**DATASET CONTENT:**
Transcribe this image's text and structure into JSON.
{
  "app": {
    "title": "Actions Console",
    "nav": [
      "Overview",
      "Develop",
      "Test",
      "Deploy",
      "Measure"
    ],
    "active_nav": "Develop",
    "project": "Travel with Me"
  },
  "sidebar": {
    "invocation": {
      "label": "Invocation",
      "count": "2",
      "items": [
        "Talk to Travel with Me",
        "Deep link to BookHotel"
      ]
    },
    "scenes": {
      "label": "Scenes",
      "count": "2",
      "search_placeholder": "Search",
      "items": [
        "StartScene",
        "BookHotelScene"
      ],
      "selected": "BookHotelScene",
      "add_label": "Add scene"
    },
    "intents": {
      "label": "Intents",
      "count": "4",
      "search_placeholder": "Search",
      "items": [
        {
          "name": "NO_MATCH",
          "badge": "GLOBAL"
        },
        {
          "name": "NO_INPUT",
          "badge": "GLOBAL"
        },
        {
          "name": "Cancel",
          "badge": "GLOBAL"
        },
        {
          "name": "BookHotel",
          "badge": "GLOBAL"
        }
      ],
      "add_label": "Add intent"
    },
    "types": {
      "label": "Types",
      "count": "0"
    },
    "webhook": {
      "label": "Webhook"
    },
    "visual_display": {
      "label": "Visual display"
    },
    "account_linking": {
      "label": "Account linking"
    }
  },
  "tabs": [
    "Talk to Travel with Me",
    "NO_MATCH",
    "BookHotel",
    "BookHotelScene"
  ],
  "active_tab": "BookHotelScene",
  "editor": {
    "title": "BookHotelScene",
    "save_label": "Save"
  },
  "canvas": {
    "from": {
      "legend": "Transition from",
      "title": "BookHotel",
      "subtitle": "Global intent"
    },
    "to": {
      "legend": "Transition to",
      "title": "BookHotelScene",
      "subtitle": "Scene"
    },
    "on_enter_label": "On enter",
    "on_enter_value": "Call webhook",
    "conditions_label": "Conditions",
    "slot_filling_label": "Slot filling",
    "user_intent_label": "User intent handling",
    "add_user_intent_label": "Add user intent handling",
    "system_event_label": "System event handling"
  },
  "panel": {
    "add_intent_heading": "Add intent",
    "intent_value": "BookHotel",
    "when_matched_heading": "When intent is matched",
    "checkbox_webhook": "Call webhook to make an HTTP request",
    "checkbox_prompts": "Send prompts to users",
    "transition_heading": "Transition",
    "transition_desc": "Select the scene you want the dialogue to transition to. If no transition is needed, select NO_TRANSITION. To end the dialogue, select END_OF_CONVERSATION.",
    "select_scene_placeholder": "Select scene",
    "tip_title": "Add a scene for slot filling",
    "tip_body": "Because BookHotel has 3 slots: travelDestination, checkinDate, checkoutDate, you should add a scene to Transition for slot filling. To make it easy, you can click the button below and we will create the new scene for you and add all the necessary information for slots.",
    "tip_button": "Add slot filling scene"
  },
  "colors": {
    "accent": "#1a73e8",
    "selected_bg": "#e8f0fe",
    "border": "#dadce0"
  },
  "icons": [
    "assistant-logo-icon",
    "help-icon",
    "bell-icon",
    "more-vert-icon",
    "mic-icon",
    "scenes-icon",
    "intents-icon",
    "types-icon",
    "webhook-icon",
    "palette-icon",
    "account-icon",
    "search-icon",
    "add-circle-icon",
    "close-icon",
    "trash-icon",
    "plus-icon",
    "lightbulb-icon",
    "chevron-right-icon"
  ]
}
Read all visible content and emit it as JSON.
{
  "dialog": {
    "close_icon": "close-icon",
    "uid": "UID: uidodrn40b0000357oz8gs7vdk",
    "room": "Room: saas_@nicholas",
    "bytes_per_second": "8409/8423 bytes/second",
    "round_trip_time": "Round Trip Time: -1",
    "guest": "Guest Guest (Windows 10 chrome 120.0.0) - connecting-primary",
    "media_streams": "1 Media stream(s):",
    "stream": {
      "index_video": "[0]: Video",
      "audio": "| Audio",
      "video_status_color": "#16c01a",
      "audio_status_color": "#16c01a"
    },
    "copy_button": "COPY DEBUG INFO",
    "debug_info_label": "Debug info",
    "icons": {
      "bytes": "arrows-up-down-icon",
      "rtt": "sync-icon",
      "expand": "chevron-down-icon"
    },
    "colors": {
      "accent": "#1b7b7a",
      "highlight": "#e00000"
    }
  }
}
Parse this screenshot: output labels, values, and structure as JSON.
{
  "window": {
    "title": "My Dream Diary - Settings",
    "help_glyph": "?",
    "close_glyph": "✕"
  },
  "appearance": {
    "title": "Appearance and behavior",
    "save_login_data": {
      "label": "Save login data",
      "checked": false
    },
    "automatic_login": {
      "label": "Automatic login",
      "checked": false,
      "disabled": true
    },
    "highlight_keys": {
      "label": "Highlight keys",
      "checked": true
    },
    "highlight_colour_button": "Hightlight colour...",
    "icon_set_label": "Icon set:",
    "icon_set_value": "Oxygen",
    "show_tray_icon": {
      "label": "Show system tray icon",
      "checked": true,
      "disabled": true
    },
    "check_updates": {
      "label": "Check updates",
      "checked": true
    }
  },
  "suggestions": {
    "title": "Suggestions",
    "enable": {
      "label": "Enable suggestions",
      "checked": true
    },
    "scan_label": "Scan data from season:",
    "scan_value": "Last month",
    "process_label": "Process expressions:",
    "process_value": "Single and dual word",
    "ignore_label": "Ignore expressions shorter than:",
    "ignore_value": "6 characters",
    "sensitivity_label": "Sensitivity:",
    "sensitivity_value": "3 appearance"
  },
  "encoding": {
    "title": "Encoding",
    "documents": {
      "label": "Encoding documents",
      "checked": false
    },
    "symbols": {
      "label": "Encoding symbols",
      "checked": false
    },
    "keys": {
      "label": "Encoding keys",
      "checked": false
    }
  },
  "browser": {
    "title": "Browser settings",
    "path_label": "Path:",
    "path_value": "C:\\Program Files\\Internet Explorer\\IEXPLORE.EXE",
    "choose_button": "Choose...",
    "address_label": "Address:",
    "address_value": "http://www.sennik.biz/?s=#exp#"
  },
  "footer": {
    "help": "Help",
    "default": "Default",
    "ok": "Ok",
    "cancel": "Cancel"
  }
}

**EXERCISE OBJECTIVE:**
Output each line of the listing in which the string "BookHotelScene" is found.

**YOUR RESPONSE:**
        "BookHotelScene"
      "selected": "BookHotelScene",
    "BookHotelScene"
  "active_tab": "BookHotelScene",
    "title": "BookHotelScene",
      "title": "BookHotelScene",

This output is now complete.